*Your goal*. Whenever a line of the listing contains the string "triangle", return that line.

*Exercise data*.
※
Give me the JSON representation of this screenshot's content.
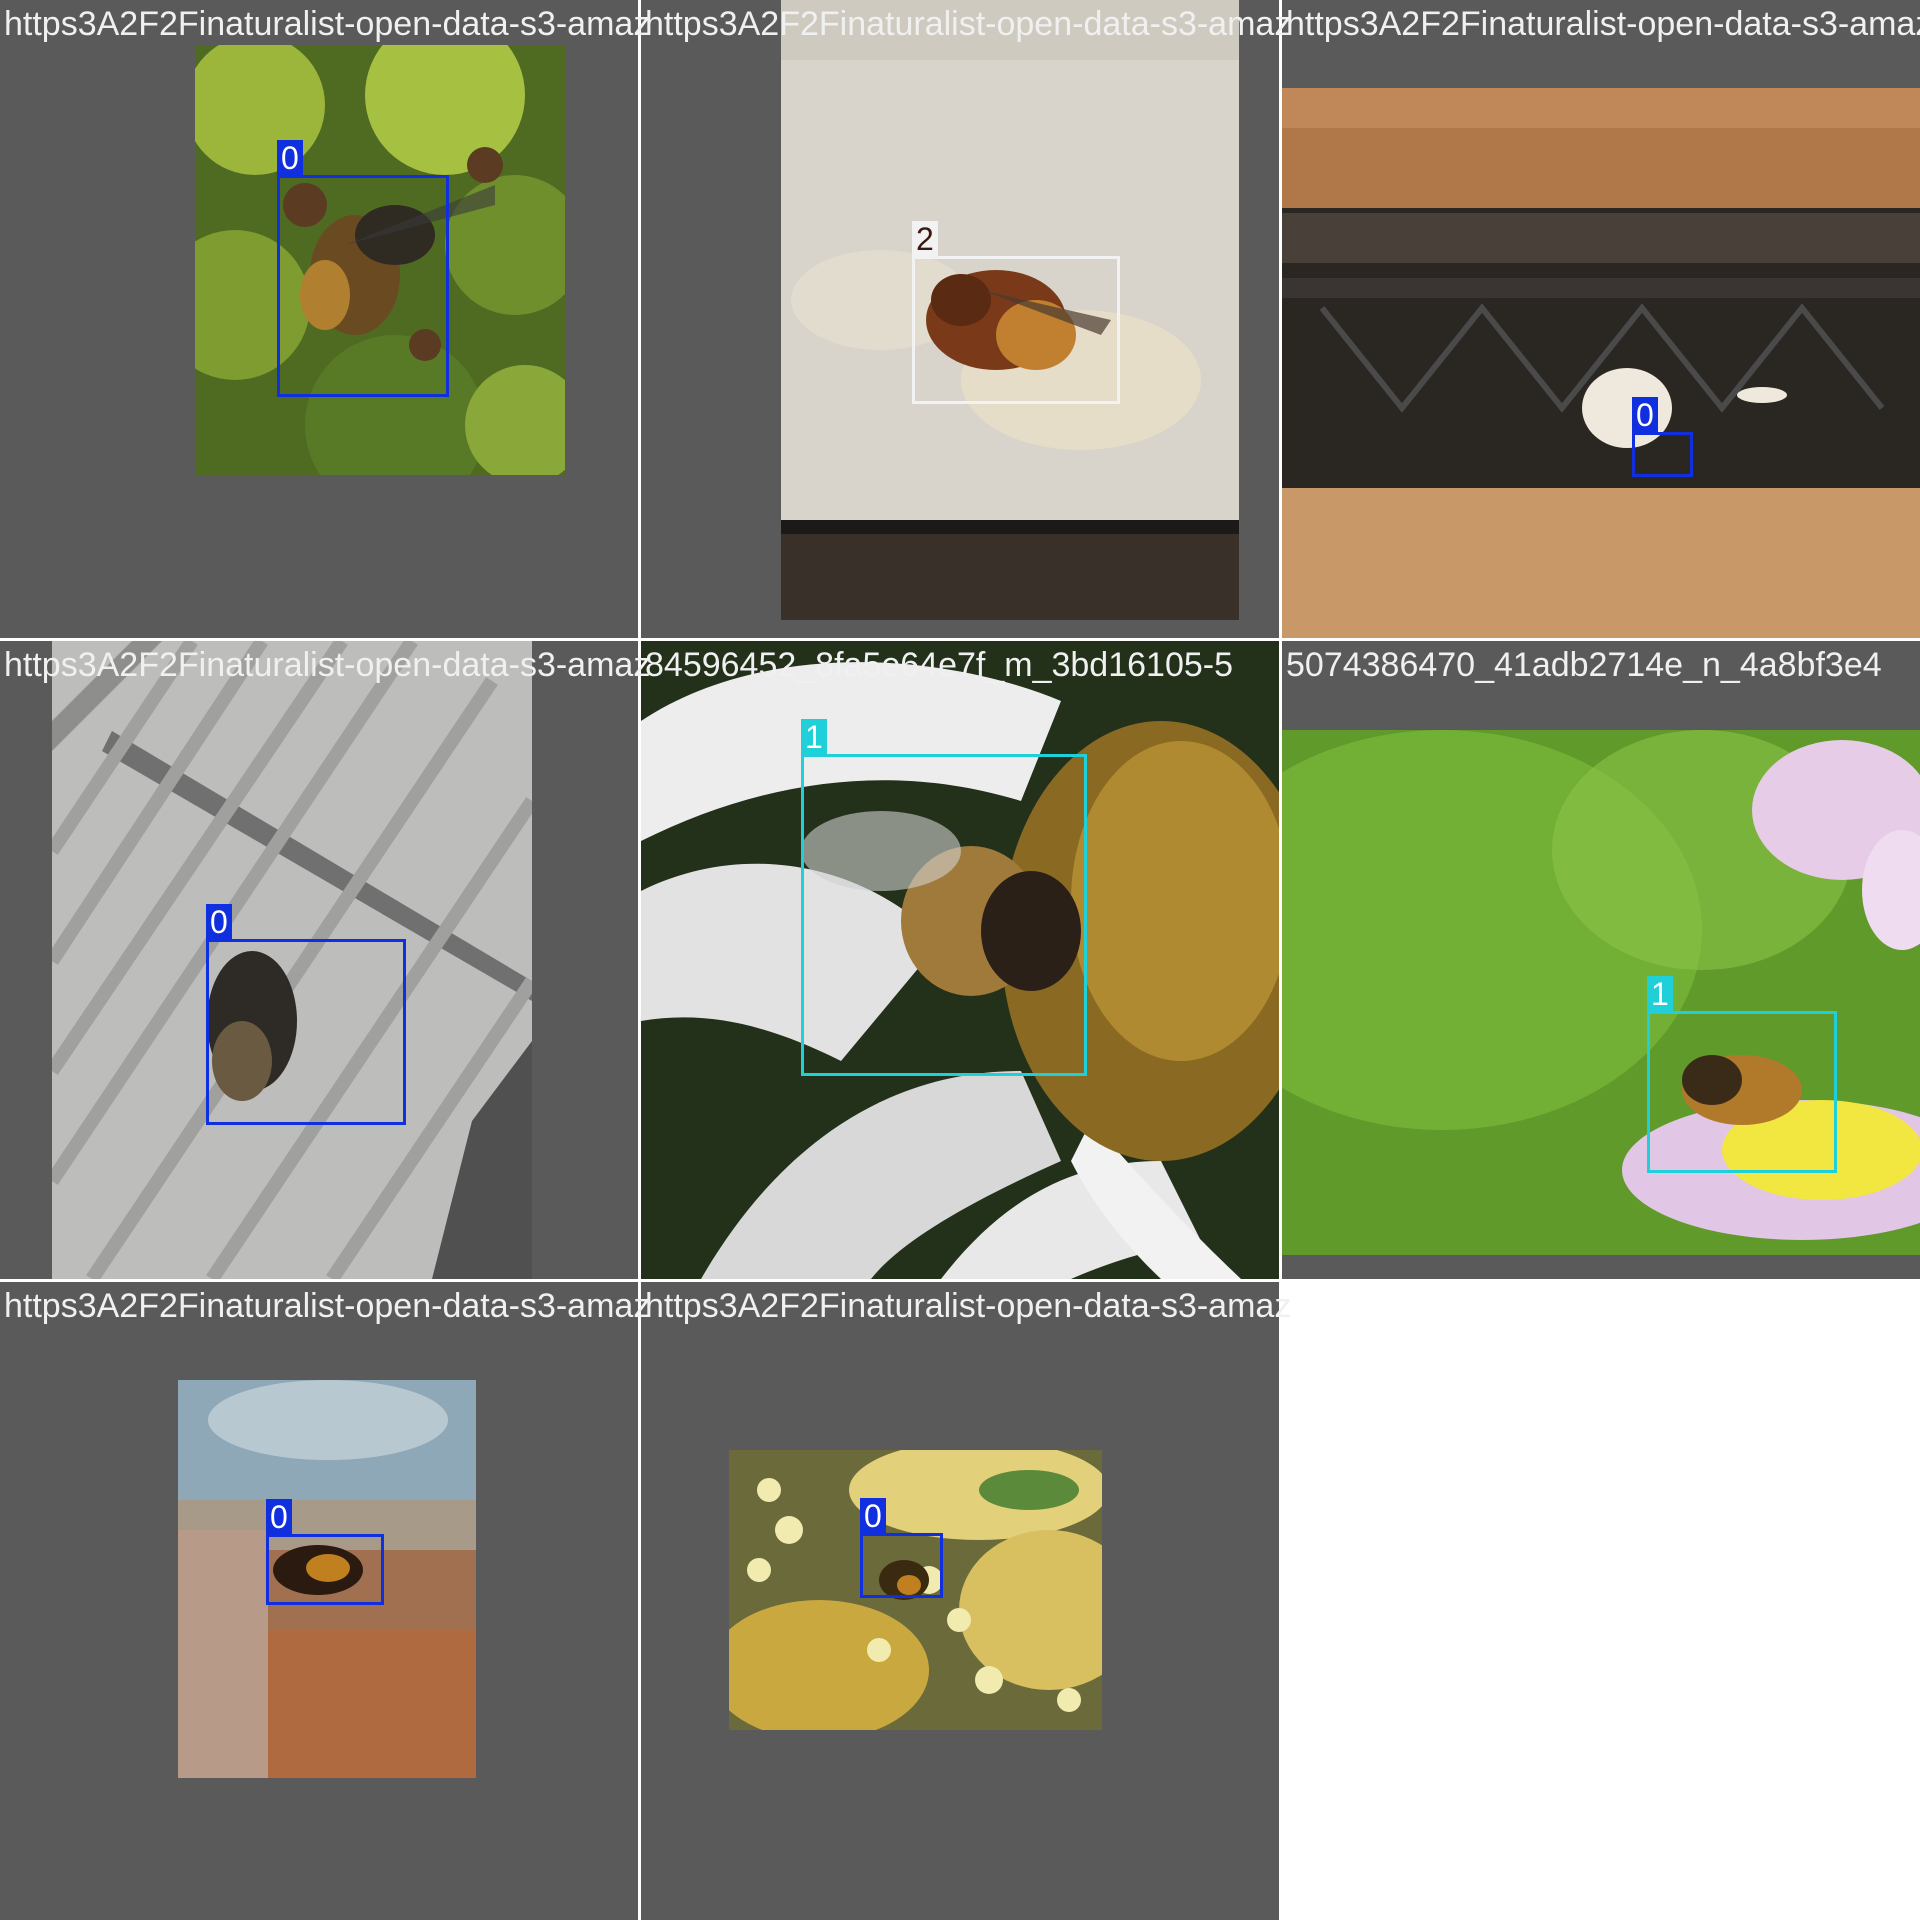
{
  "mosaic": {
    "tiles": [
      {
        "caption": "https3A2F2Finaturalist-open-data-s3-amaz",
        "detections": [
          {
            "class_label": "0"
          }
        ]
      },
      {
        "caption": "https3A2F2Finaturalist-open-data-s3-amaz",
        "detections": [
          {
            "class_label": "2"
          }
        ]
      },
      {
        "caption": "https3A2F2Finaturalist-open-data-s3-amaz",
        "detections": [
          {
            "class_label": "0"
          }
        ]
      },
      {
        "caption": "https3A2F2Finaturalist-open-data-s3-amaz",
        "detections": [
          {
            "class_label": "0"
          }
        ]
      },
      {
        "caption": "84596452_8fa5e64e7f_m_3bd16105-5",
        "detections": [
          {
            "class_label": "1"
          }
        ]
      },
      {
        "caption": "5074386470_41adb2714e_n_4a8bf3e4",
        "detections": [
          {
            "class_label": "1"
          }
        ]
      },
      {
        "caption": "https3A2F2Finaturalist-open-data-s3-amaz",
        "detections": [
          {
            "class_label": "0"
          }
        ]
      },
      {
        "caption": "https3A2F2Finaturalist-open-data-s3-amaz",
        "detections": [
          {
            "class_label": "0"
          }
        ]
      }
    ]
  },
  "colors": {
    "class_0": "#1030e0",
    "class_1": "#20d0d8",
    "class_2": "#f2f2f2",
    "tile_background": "#5a5a5a"
  }
}
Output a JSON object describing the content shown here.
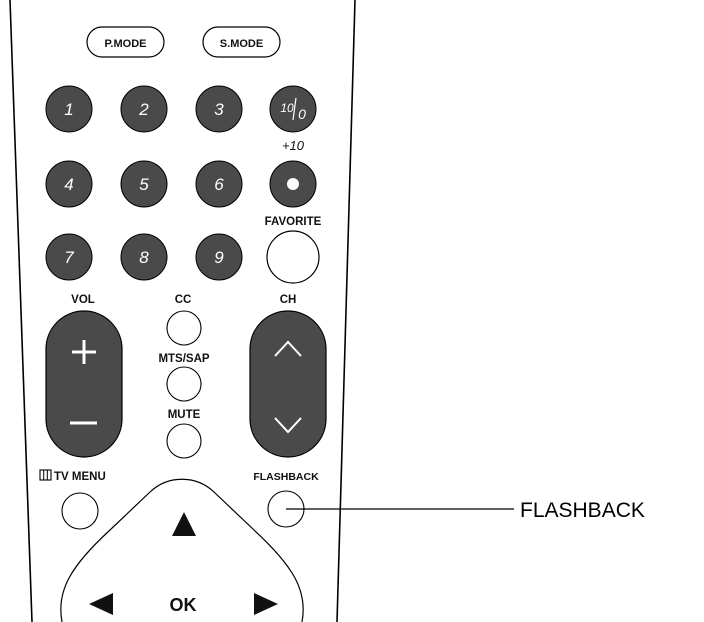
{
  "buttons": {
    "p_mode": "P.MODE",
    "s_mode": "S.MODE",
    "digits": [
      "1",
      "2",
      "3",
      "4",
      "5",
      "6",
      "7",
      "8",
      "9"
    ],
    "ten_zero_a": "10",
    "ten_zero_b": "0",
    "plus_ten": "+10",
    "favorite": "FAVORITE",
    "vol": "VOL",
    "cc": "CC",
    "ch": "CH",
    "mts_sap": "MTS/SAP",
    "mute": "MUTE",
    "tv_menu": "TV MENU",
    "flashback": "FLASHBACK",
    "ok": "OK"
  },
  "callout": {
    "label": "FLASHBACK"
  },
  "icons": {
    "vol_plus": "plus-icon",
    "vol_minus": "minus-icon",
    "ch_up": "chevron-up-icon",
    "ch_down": "chevron-down-icon",
    "up": "triangle-up-icon",
    "left": "triangle-left-icon",
    "right": "triangle-right-icon",
    "menu": "menu-icon",
    "dot": "dot-icon"
  },
  "colors": {
    "button_dark": "#4a4a4a",
    "line": "#000000"
  }
}
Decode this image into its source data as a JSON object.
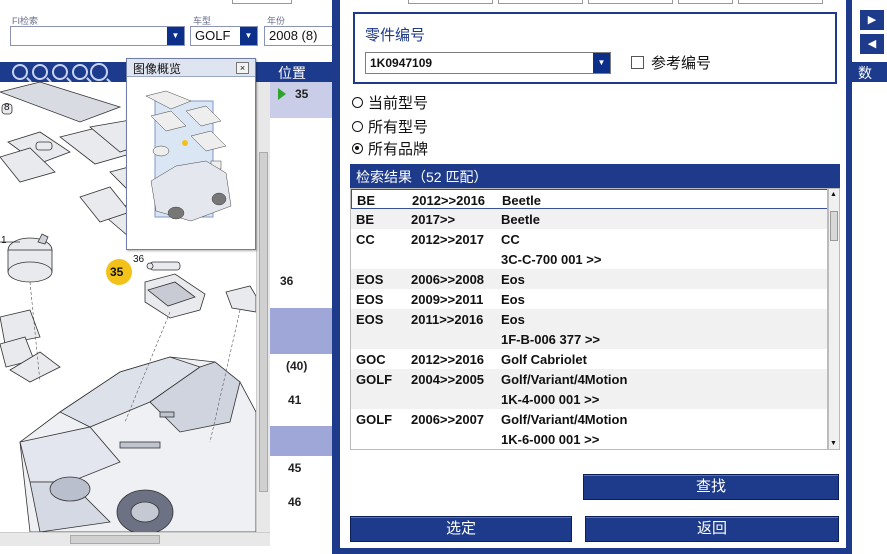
{
  "filters": {
    "fi_label": "FI检索",
    "model_label": "车型",
    "model_value": "GOLF",
    "year_label": "年份",
    "year_value": "2008 (8)",
    "fi_value": ""
  },
  "overview": {
    "title": "图像概览",
    "close": "×"
  },
  "positions": {
    "header": "位置",
    "items": [
      "35",
      "36",
      "(40)",
      "41",
      "45",
      "46"
    ],
    "callouts": [
      "35",
      "36",
      "1",
      "8"
    ]
  },
  "dialog": {
    "part_number_label": "零件编号",
    "part_number_value": "1K0947109",
    "reference_label": "参考编号",
    "radio_current_model": "当前型号",
    "radio_all_models": "所有型号",
    "radio_all_brands": "所有品牌",
    "results_header": "检索结果（52 匹配）",
    "rows": [
      {
        "code": "BE",
        "years": "2012>>2016",
        "name": "Beetle"
      },
      {
        "code": "BE",
        "years": "2017>>",
        "name": "Beetle"
      },
      {
        "code": "CC",
        "years": "2012>>2017",
        "name": "CC"
      },
      {
        "code": "",
        "years": "",
        "name": "3C-C-700 001 >>"
      },
      {
        "code": "EOS",
        "years": "2006>>2008",
        "name": "Eos"
      },
      {
        "code": "EOS",
        "years": "2009>>2011",
        "name": "Eos"
      },
      {
        "code": "EOS",
        "years": "2011>>2016",
        "name": "Eos"
      },
      {
        "code": "",
        "years": "",
        "name": "1F-B-006 377 >>"
      },
      {
        "code": "GOC",
        "years": "2012>>2016",
        "name": "Golf Cabriolet"
      },
      {
        "code": "GOLF",
        "years": "2004>>2005",
        "name": "Golf/Variant/4Motion"
      },
      {
        "code": "",
        "years": "",
        "name": "1K-4-000 001 >>"
      },
      {
        "code": "GOLF",
        "years": "2006>>2007",
        "name": "Golf/Variant/4Motion"
      },
      {
        "code": "",
        "years": "",
        "name": "1K-6-000 001 >>"
      }
    ],
    "search_button": "查找",
    "select_button": "选定",
    "back_button": "返回"
  },
  "right_panel": {
    "header": "数"
  },
  "colors": {
    "brand_blue": "#1e3a8a",
    "band_lavender": "#9ea7d8",
    "callout_yellow": "#f2c21a"
  }
}
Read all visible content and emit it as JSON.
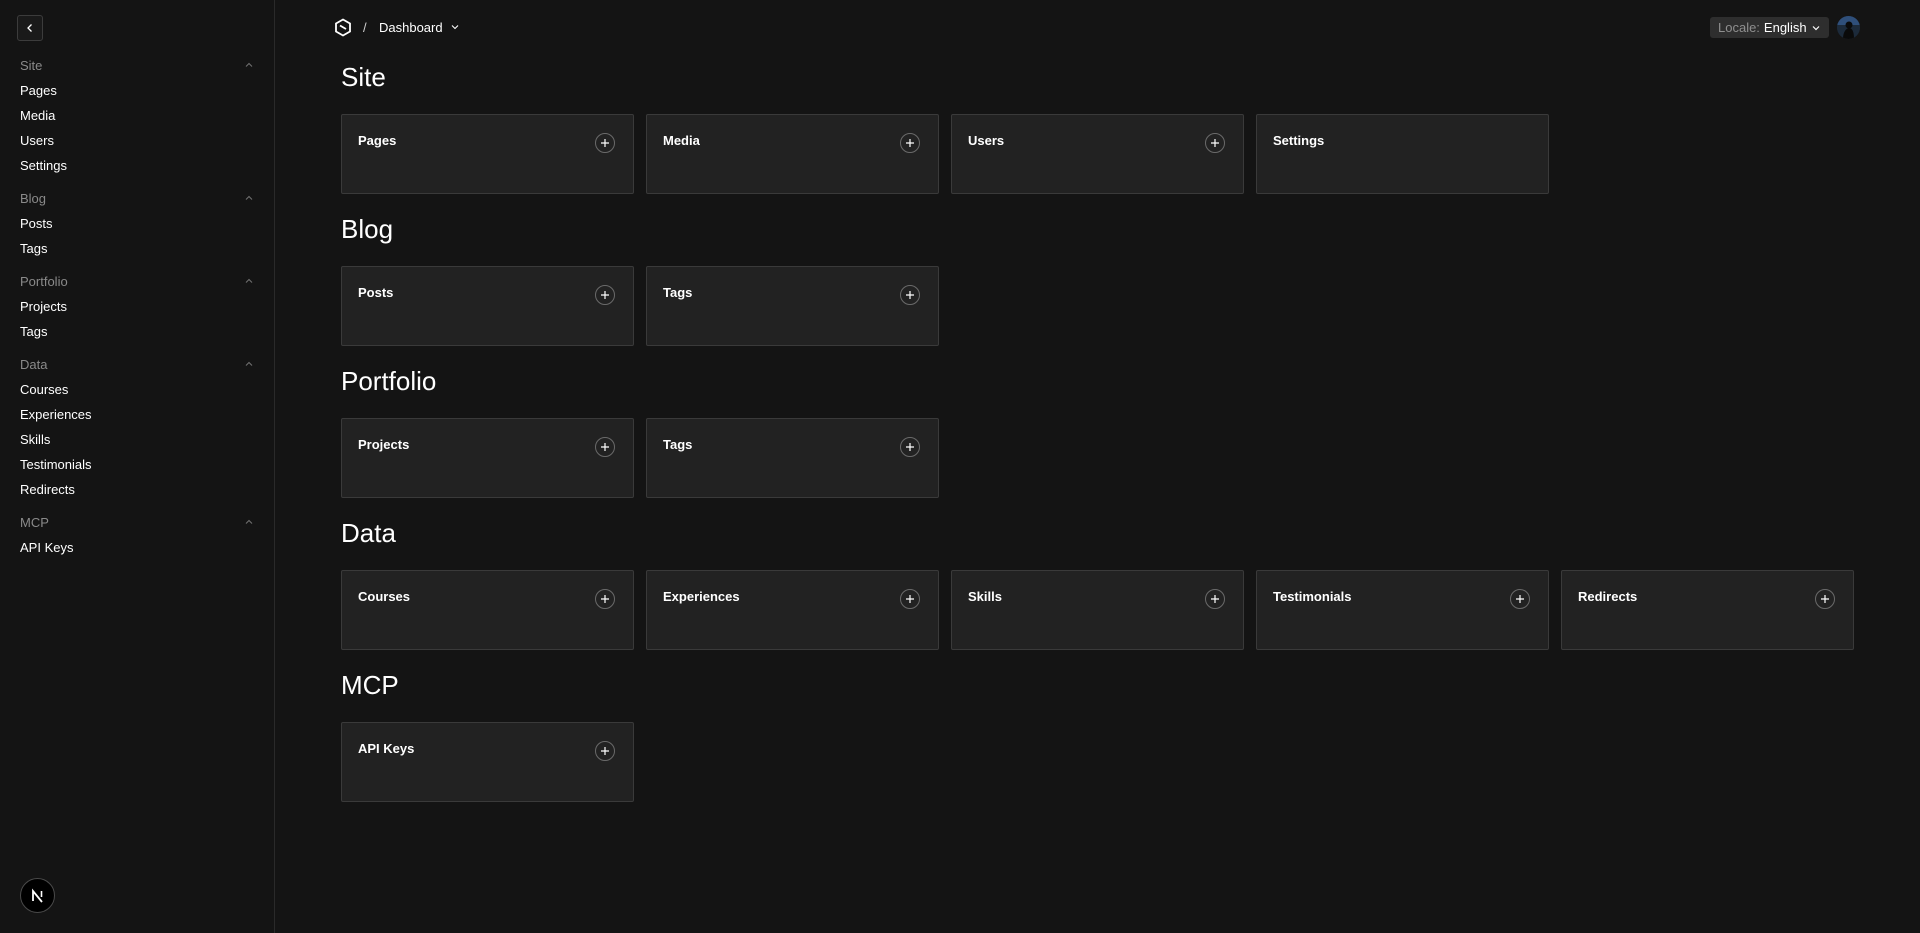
{
  "sidebar": {
    "groups": [
      {
        "label": "Site",
        "items": [
          "Pages",
          "Media",
          "Users",
          "Settings"
        ]
      },
      {
        "label": "Blog",
        "items": [
          "Posts",
          "Tags"
        ]
      },
      {
        "label": "Portfolio",
        "items": [
          "Projects",
          "Tags"
        ]
      },
      {
        "label": "Data",
        "items": [
          "Courses",
          "Experiences",
          "Skills",
          "Testimonials",
          "Redirects"
        ]
      },
      {
        "label": "MCP",
        "items": [
          "API Keys"
        ]
      }
    ]
  },
  "header": {
    "separator": "/",
    "breadcrumb": "Dashboard",
    "locale_label": "Locale:",
    "locale_value": "English"
  },
  "sections": [
    {
      "title": "Site",
      "cards": [
        {
          "title": "Pages",
          "add": true
        },
        {
          "title": "Media",
          "add": true
        },
        {
          "title": "Users",
          "add": true
        },
        {
          "title": "Settings",
          "add": false
        }
      ]
    },
    {
      "title": "Blog",
      "cards": [
        {
          "title": "Posts",
          "add": true
        },
        {
          "title": "Tags",
          "add": true
        }
      ]
    },
    {
      "title": "Portfolio",
      "cards": [
        {
          "title": "Projects",
          "add": true
        },
        {
          "title": "Tags",
          "add": true
        }
      ]
    },
    {
      "title": "Data",
      "cards": [
        {
          "title": "Courses",
          "add": true
        },
        {
          "title": "Experiences",
          "add": true
        },
        {
          "title": "Skills",
          "add": true
        },
        {
          "title": "Testimonials",
          "add": true
        },
        {
          "title": "Redirects",
          "add": true
        }
      ]
    },
    {
      "title": "MCP",
      "cards": [
        {
          "title": "API Keys",
          "add": true
        }
      ]
    }
  ],
  "icons": {
    "collapse": "chevron-left-icon",
    "group_toggle": "chevron-up-icon",
    "brand": "payload-logo-icon",
    "breadcrumb_toggle": "chevron-down-icon",
    "add": "plus-icon",
    "footer_logo": "nextjs-logo-icon"
  },
  "colors": {
    "background": "#141414",
    "card": "#222222",
    "border": "#3a3a3a",
    "muted_text": "#8a8a8a"
  }
}
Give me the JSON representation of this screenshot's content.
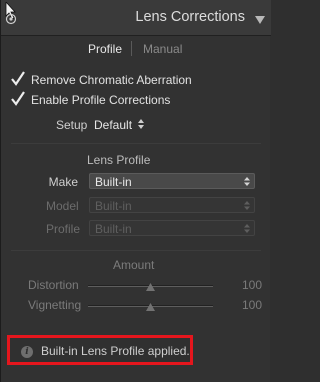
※
*Written answer*.
    "up": "triangle-up-icon",
    "left": "triangle-left-icon",
    "right": "triangle-right-icon",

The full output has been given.